It would be useful to have some Android apps on Windows in some use cases. In this part, I will show you how to install Windows Subsystem for Android on Windows 11 – it is complicated.
Just to repeat once again, for sixth time – this is not typical step by step guide, this is part of my Windows 11 configuration series, which is reminder for me, and maybe can give you some ideas how to configure Windows 11, what you can use, and maybe learn something new
Android (Amazon) Appstore
To install Windows Subsystem for Android we need to enable feature called Virtual Machine Platform.
Virtual Machine Platform is based on Hyper-V but separate from it.
Control Panel – Programs and features – Turn Windows features on or off – enable Virtual Machine Platform – after PC reboots
Go to Microsoft Store – search for Amazon Appstore – if it does not appear, that means that you are not in the supported region for Amazon Appstore – I’m not.
We will quickly pretend that we are in the US
Control Panel – Region – Format tab – Format: English (United States), on Administrative tab set “Change system locale…” to English (United States)
Settings – Time & language – Language & region – change country or region (under Region part of screen) to United States – everything else (Regional format and display language) should already be in English United States – Reboot
After reboot search for Amazon Appstore – it should be visible – Install – Download – this process should install Windows Subsystem for Android with Amazon Appstore. Download and start
I then reverted my regional settings to Europe, and was able to login into Amazon Appstore
I even installed Kindle for Android – it will be visible in apps section in Start menu, and can be uninstalled by right clicking on it.
As of February 2024 – you cannot uninstall Amazon Appstore and keep Windows Subsystem for Android – it will uninstall with Amazon.

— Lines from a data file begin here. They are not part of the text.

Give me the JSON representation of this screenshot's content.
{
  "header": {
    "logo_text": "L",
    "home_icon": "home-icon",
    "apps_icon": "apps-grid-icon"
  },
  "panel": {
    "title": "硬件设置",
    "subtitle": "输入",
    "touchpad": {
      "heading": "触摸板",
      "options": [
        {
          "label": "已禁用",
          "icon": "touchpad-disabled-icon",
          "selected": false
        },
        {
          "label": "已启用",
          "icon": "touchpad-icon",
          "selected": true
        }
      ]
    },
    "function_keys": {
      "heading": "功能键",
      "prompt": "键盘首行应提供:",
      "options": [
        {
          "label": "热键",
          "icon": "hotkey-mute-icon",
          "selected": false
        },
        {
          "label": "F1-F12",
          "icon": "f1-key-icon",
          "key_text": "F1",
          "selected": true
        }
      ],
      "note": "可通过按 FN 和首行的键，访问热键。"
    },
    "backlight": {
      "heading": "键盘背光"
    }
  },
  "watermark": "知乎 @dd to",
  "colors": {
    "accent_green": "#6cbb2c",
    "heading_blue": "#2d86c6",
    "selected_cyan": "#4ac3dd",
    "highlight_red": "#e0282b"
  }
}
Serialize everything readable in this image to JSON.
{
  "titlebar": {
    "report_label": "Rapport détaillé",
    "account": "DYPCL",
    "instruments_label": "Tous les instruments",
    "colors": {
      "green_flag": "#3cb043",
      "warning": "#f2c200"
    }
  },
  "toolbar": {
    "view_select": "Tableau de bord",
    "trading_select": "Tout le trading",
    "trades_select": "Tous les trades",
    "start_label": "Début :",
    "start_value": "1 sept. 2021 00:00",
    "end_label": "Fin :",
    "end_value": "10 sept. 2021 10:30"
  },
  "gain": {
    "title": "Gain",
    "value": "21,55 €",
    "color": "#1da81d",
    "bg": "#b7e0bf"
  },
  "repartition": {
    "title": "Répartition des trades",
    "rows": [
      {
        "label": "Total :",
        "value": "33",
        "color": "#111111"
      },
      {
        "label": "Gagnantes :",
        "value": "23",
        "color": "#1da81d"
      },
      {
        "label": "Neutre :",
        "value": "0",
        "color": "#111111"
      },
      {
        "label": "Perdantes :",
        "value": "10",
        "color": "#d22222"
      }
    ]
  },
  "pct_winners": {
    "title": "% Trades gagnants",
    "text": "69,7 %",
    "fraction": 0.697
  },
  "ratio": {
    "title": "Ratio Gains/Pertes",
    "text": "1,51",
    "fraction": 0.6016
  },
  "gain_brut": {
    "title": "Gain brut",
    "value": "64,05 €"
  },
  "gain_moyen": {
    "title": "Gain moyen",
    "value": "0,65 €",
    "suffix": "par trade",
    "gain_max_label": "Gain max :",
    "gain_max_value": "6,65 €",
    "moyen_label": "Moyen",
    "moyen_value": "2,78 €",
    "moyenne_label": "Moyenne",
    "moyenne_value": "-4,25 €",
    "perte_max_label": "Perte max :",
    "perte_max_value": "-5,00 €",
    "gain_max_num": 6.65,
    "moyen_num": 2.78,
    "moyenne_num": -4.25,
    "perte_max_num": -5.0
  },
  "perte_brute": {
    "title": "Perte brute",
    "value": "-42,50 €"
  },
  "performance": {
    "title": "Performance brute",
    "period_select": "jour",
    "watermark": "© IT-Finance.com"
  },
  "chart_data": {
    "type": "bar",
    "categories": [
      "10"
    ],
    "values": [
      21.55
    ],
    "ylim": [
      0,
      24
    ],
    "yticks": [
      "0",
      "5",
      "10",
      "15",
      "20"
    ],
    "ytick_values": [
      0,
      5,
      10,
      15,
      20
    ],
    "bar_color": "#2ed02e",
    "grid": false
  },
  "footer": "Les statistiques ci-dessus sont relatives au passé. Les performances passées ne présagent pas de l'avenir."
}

Since Amazon Appstore does not have all I want from Android apps on Windows, I will show you how to sideload Android apps on Windows 11 (be sure to download apps from secure and trusted sources!!!)
Now, we will open Windows Subsystem for Android from Start – All Apps – Windows Subsystem for Android – inside app select Advanced Settings – and turn on Developer Mode (turn it off when you are done!!) – click on Manage Developer settings (just under Developer mode) and check that USB debugging is on.
While we are in Advanced settings – under Memory and Performance set Subsystem resources as you see fit – I select Partially running and leave memory allocation at default 6GB.
Under Developer Mode it says that ADB is on 127.0.0.1:58526 port
I will now install F-Droid apk (Open Source app store for Android) Download it from f-droid.org
Download Android SDK Platform Tools – https://developer.android.com/tools/releases/platform-tools
We need Windows install of ASDK Tools
I unzipped to C:\Droidtools and navigated to that folder in command prompt and started ADB from there
Start command prompt as admin
adb connect 127.0.0.1:58526
(pop-up will appear on Windows with Allow ADB debugging? dialog – confirm with Allow) – be sure to get that window in the background, otherwise you’ll get failed to authenticate like I did first time on the screenshot.
Connection should be success. Now we can install our F-Droid app
adb install “C:\temp\F-Droid.apk”
If you go to Start – All apps – F-Droid should now be there!
Process is the same for sideloading any Android app.
To uninstall – just right click on App and select Uninstall – just like you would with WIndows app.
To stop WSA – click on Windows Subsystem for Android app – System – Turn off Windows Subsystem for Android – Turn off
We are done with Android on Windows for now. If this was interesting, I have few more tips and settings for Windows 11.